What kind of independence are we talking about when our laws are first written in French before they are translated in Malagasy? When there are loopholes in the law, foreigners are quick to say “there is a loophole here so let’s use the French law to fill it.” Can we imagine finding a loophole in the French law and say let’s use the British law to compensate? Some people still think that if you do not speak French then you are not educated. What about all these people who have PhDs in Japan, South Africa, US, Kenya …who do not speak French? Are they not educated? We have heard “your president does not even speak French”, what does that really mean? Malagasy parents are so proud to see their children speaking French. The ironic side of that is these kids cannot even write correct French, the sad side is these children cannot speak and write good Malagasy either. How many Malagasy do you know have a PhD in Malagasy? And guess which country you need to go to if you want to earn a PhD in Malagasy?
Our original culture is fading away, giving more room to that of the ancient settlers. Part of what we consider as courtesy is the French one. For example, basically, for a meal, Malagasy use a spoon, a fork (sometimes), and a cup for the ranovola. French use 3 spoons, 3 knives, 3 forks, 3 glasses, at the simplest, they use 1 knife and 1 fork. Then we try to apply their dining behavioral rules to ours and say that it is courteous when we do what French do. Just like the Japanese and the Koreans who bow when they greet someone, the courteous way for the Malagasy to greet someone is to hold your own elbow, or wrist, with the left palm when shaking with the right hand, but we want to use la bise on the cheeks as the French do. Hopefully, COVID19 has changed it and we can go back to our own greeting. Maybe using 3 forks to eat and kissing on the cheeks to greet are not bad per say, it depends on everyone’s perception, but it is not our culture.
How can we even pretend to be independent when every single year, when we prepare our budget law, it must have the approval of the World Bank and the IMF? Every move we make, every step we take, is controlled by the World Bank and the IMF. These institutions control our laws and our reforms, and our socio-economic initiatives. Our decision makers, our highly ranked public servants swear by the WB and the IMF only: “the WB said this…the IMF said that…so that’s what we are going to do”, because every year we receive a budgetary aid from the IMF and if we do not do what they want, we do not get the aid. Independence?
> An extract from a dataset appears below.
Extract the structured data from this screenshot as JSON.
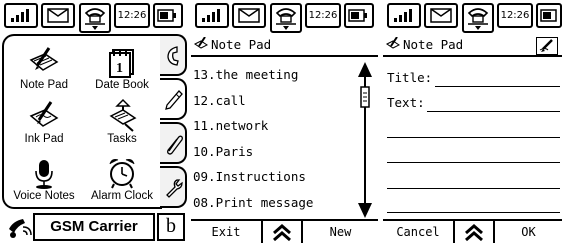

Look at how the De Haulmes behave in their sisal plantation in the Anosy region. They act as if we are still in the ‘50s. But the local authorities are silent, incapable of changing the course of things. All the major companies (banks, energy, logistics, agribusiness, telecommunications …) are managed by foreigners, mostly French, because the Malagasy respect more a vazaha than a fellow Malagasy and work better under the supervision of a vazaha. Independence? I respectfully say not.
The Malagasy people deserve better and true independence. Not whatever smoke and mirrors it presents to be and should not be at the continued expense of the Malagasy people, resources, culture, and land.
We will end with the lyrics of Mahaleo:
Sao dia ataon’ialahy hoe mihani-kazo letsy ao a?....Tsia letsy a!
(Maybe you think that I take drugs [when I write this]?....No bro!)
No bro, I write this because:
We have a fake independence
We have a torn independence
We have a failed independence